Problem to solve: Text in the records must be reproduced exactly, and pictures must be skipped.

Provided material:
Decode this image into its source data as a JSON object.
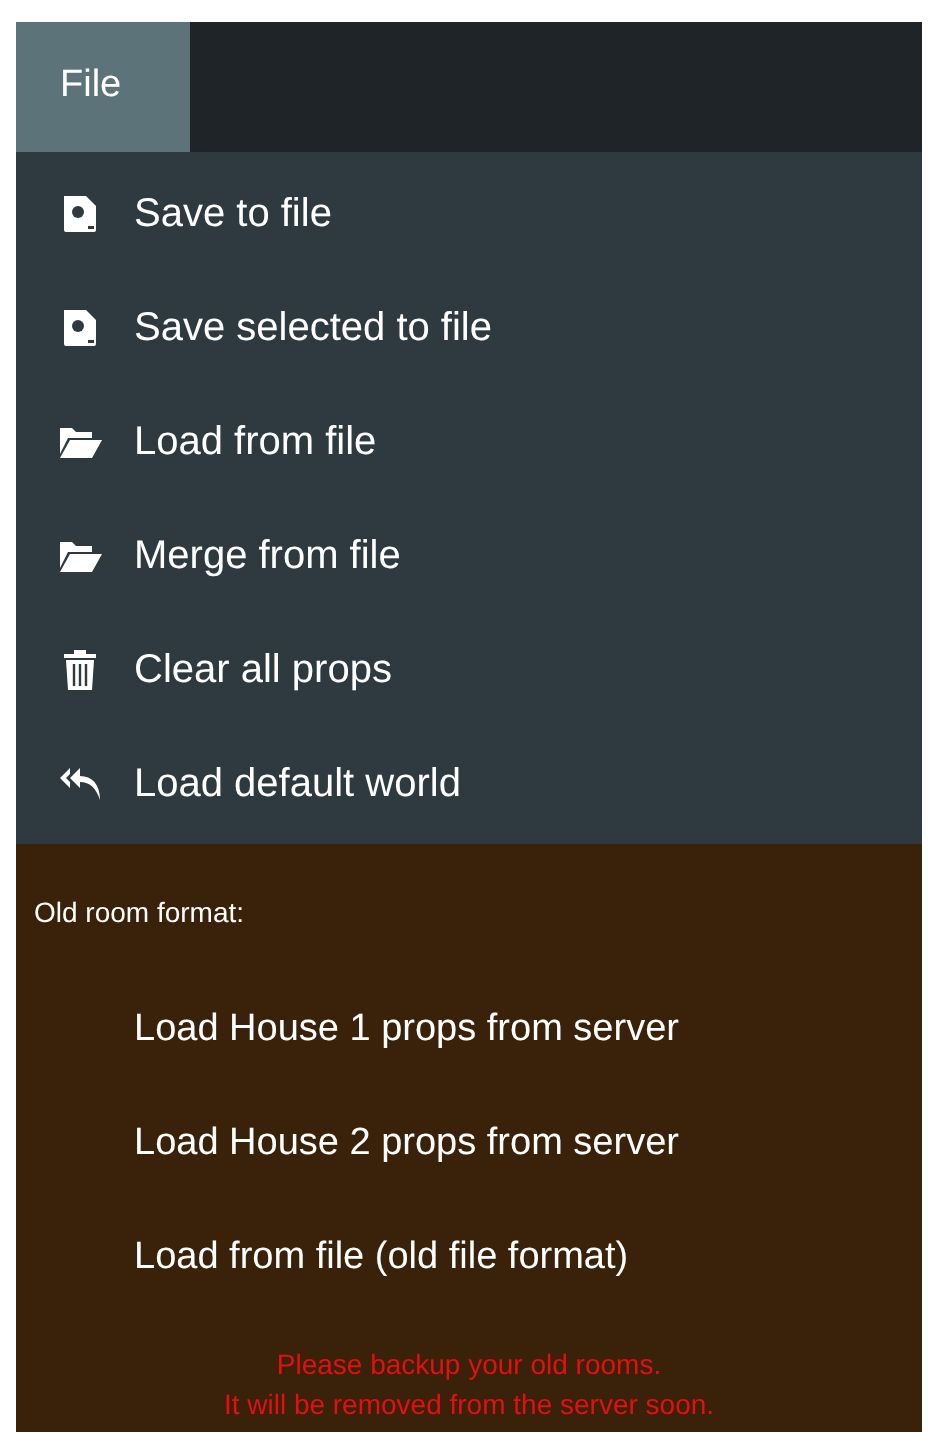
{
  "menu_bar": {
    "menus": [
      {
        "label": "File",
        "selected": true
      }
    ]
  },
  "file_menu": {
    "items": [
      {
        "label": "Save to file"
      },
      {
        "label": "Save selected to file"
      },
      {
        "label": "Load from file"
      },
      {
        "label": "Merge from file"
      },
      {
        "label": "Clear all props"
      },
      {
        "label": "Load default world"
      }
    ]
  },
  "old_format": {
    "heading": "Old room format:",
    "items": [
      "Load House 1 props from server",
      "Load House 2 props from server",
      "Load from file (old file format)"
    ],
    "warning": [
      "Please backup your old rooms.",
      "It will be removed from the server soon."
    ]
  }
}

Result below:
Decode this image into its source data as a JSON object.
{
  "menu_bar": {
    "menus": [
      {
        "label": "File",
        "selected": true
      }
    ]
  },
  "file_menu": {
    "items": [
      {
        "label": "Save to file"
      },
      {
        "label": "Save selected to file"
      },
      {
        "label": "Load from file"
      },
      {
        "label": "Merge from file"
      },
      {
        "label": "Clear all props"
      },
      {
        "label": "Load default world"
      }
    ]
  },
  "old_format": {
    "heading": "Old room format:",
    "items": [
      "Load House 1 props from server",
      "Load House 2 props from server",
      "Load from file (old file format)"
    ],
    "warning": [
      "Please backup your old rooms.",
      "It will be removed from the server soon."
    ]
  }
}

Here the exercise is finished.